Day of DH – Under the Wire

Although I’ve posted a bit here before today, and had this marked down on my calendar, I have an embarrassing confession: I kind of forgot it was the Day of DH. Now this isn’t a reflection on what folks are posting, which is really fascinating stuff. When I checked in with twitter around 6 pm this evening, I got a great sample of what people across the country and beyond were up to. I even got some updates from my labmates, because I wasn’t in the ETCL today.

Which brings me to my point, if I have one, when I’m thinking about today. I’ve mentioned before in this space, I’m trying very hard to balance the in-depth study of DH methods, projects, and practices with complementary period-specific knowledge. For me, that manifests in a wide ranging interest in various issues related to the digital turn in the humanities including speculative computational and deformative practices, the scholarly edition in virtual social media spaces, scholarly communication and the nature of academic publishing, and graduate education and digital practices.

At the same time, I’m studying for a second comprehensive exam focused on medieval and early modern drama, bibliographic & textual studies, stagecraft & theatre history, and digital projects focused on the early modern period. Practically, this means that some days are more balanced than others.

Thus, without further ado, I present my major accomplishments for the day:

  1. Reading the anonymous play Arden of Faversham, a late-16th century retelling of the historical murder of Thomas Arden of Faversham. His wife Alice, along with her lover, the lower-class tailor Mosby, some servants, and a few hired murderers, try to kill Arden throughout the play, eventually succeeding as Arden sits playing dice in his own house. 
  2. Reading Thomas Dekker’s The Shoemaker’s Holiday. This one is a bit more lighthearted, featuring the fictional shoemaker Simon Eyre, who advances from guildsman to sheriff to alderman to Lord Mayor in the space of 30 pages. Along the way, he helps the nobleman Rowland Lacy marry the lower-class Rose over the objections of both their parents. It’s ok though, because the King pops up at the end and basically tells everyone to chill out and that marriage is a bond that should never be broken. Ever. Better to die.

In other words, my day was spent doing the most traditional of humanist activities: reading. I take my exam in May; I’m in the crunch time here.

It does bring up an interesting point though, one that has been raised before: how do “we” handle DH when doing DH often involves doing DH AND doing what everyone else considers normal academic work in the humanities? I’m feeling quite stretched at the moment, having just returned from the Renaissance Society of America convention in San Diego. I have another conference at the end of the month, and the aforementioned exam in May. So was I “doing DH” today when I was reading two 16th century plays? Granted, I used my iPad to take notes and was on and off wireless to check dates and historical background. I tweaked some web content at the site for Early Theatre, a journal published using BePress for which I’m an editorial assistant. But really, I read and took notes. Sometimes its hard to remember in those moments that I think of myself primarily as a digital humanist; alternatively, sometimes when I’ve been grantwriting or wrangling XML for 8 hours I find it hard to remember that I got into this because I enjoy literature and got intellectual sidetracked years ago by weird Tudor plays no one else reads (well, except for my mentor Erin Kelly and a few others, that is).

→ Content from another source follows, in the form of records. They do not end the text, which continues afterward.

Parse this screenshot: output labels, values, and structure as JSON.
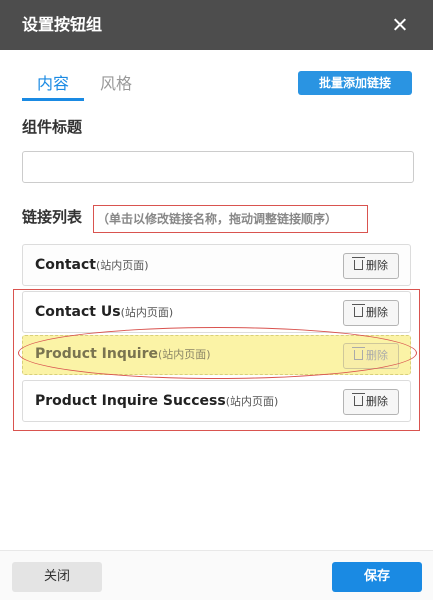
{
  "dialog": {
    "title": "设置按钮组"
  },
  "tabs": [
    {
      "label": "内容",
      "active": true
    },
    {
      "label": "风格",
      "active": false
    }
  ],
  "batch_add_label": "批量添加链接",
  "component_title": {
    "label": "组件标题",
    "value": "",
    "placeholder": ""
  },
  "link_list": {
    "label": "链接列表",
    "hint": "（单击以修改链接名称，拖动调整链接顺序）",
    "delete_label": "删除",
    "items": [
      {
        "name": "Contact",
        "type": "(站内页面)"
      },
      {
        "name": "Contact Us",
        "type": "(站内页面)"
      },
      {
        "name": "Product Inquire",
        "type": "(站内页面)",
        "dragging": true
      },
      {
        "name": "Product Inquire Success",
        "type": "(站内页面)"
      }
    ]
  },
  "footer": {
    "close_label": "关闭",
    "save_label": "保存"
  },
  "colors": {
    "header_bg": "#4d4d4d",
    "accent": "#1a8ae3",
    "annotation": "#d9534f",
    "drag_highlight": "#fbf3a6"
  }
}
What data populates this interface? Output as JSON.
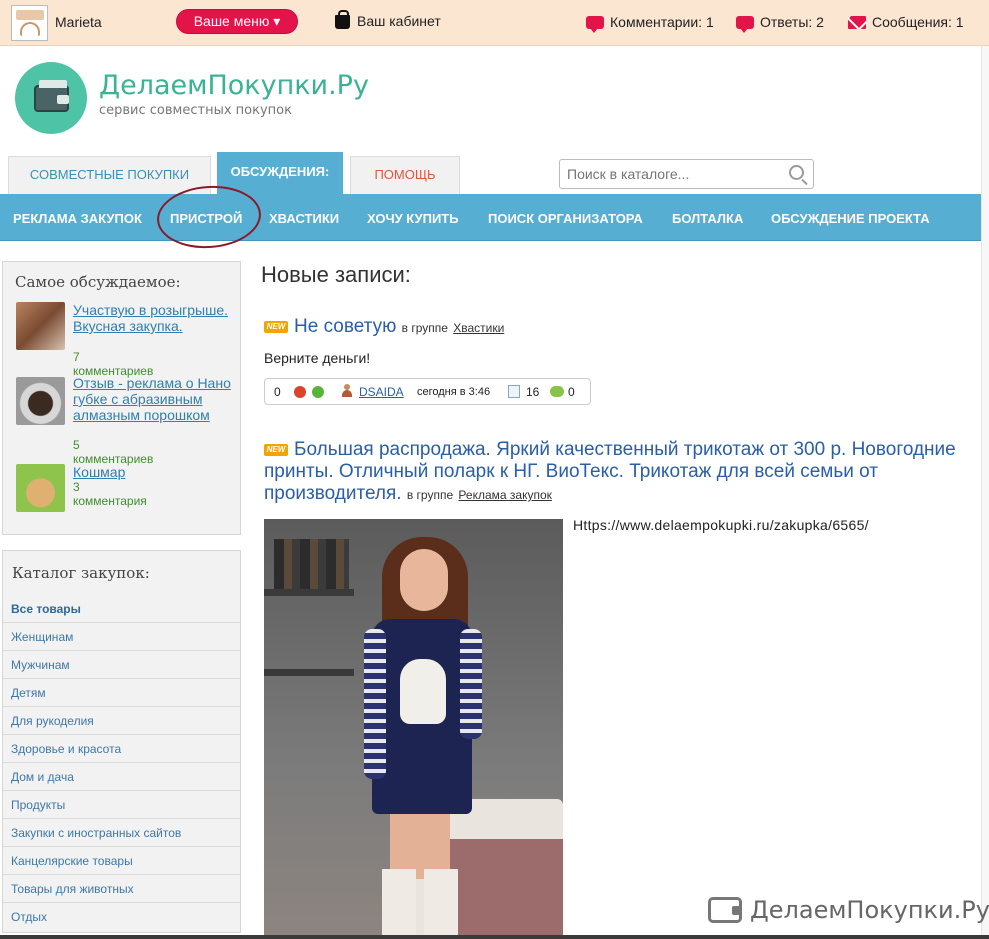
{
  "topbar": {
    "username": "Marieta",
    "menu_label": "Ваше меню ▾",
    "cabinet_label": "Ваш кабинет",
    "comments_label": "Комментарии: 1",
    "answers_label": "Ответы: 2",
    "messages_label": "Сообщения: 1"
  },
  "logo": {
    "title": "ДелаемПокупки.Ру",
    "subtitle": "сервис совместных покупок"
  },
  "tabs": [
    {
      "label": "Совместные покупки"
    },
    {
      "label": "Обсуждения:"
    },
    {
      "label": "Помощь"
    }
  ],
  "search": {
    "placeholder": "Поиск в каталоге..."
  },
  "subnav": [
    {
      "label": "Реклама закупок"
    },
    {
      "label": "Пристрой"
    },
    {
      "label": "Хвастики"
    },
    {
      "label": "Хочу купить"
    },
    {
      "label": "Поиск организатора"
    },
    {
      "label": "Болталка"
    },
    {
      "label": "Обсуждение проекта"
    }
  ],
  "sidebar": {
    "popular_title": "Самое обсуждаемое:",
    "popular": [
      {
        "title": "Участвую в розыгрыше. Вкусная закупка.",
        "count": "7 комментариев"
      },
      {
        "title": "Отзыв - реклама о Нано губке с абразивным алмазным порошком",
        "count": "5 комментариев"
      },
      {
        "title": "Кошмар",
        "count": "3 комментария"
      }
    ],
    "catalog_title": "Каталог закупок:",
    "catalog": [
      "Все товары",
      "Женщинам",
      "Мужчинам",
      "Детям",
      "Для рукоделия",
      "Здоровье и красота",
      "Дом и дача",
      "Продукты",
      "Закупки с иностранных сайтов",
      "Канцелярские товары",
      "Товары для животных",
      "Отдых"
    ]
  },
  "main": {
    "title": "Новые записи:",
    "new_badge": "NEW",
    "group_prefix": "в группе",
    "posts": [
      {
        "title": "Не советую",
        "group": "Хвастики",
        "body": "Верните деньги!",
        "rating": "0",
        "author": "DSAIDA",
        "time": "сегодня в 3:46",
        "views": "16",
        "comments": "0"
      },
      {
        "title": "Большая распродажа. Яркий качественный трикотаж от 300 р. Новогодние принты. Отличный поларк к НГ. ВиоТекс. Трикотаж для всей семьи от производителя.",
        "group": "Реклама закупок",
        "url": "Https://www.delaempokupki.ru/zakupka/6565/"
      }
    ]
  },
  "watermark": {
    "text": "ДелаемПокупки.Ру"
  },
  "colors": {
    "accent_blue": "#56aed3",
    "brand_green": "#3ab394",
    "menu_red": "#e2144a",
    "topbar_bg": "#fbe6d2"
  }
}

So my Day of DH seemed, even to me, like anything but. I know, however, that all of these various pieces fit together somehow in my head, and the early modern literature is important to our digital age in manifold and subtle ways. Even when I feel like I’m studying one and not the other, I come back to that, and to those connections–no matter how hard they seem sometimes to parse.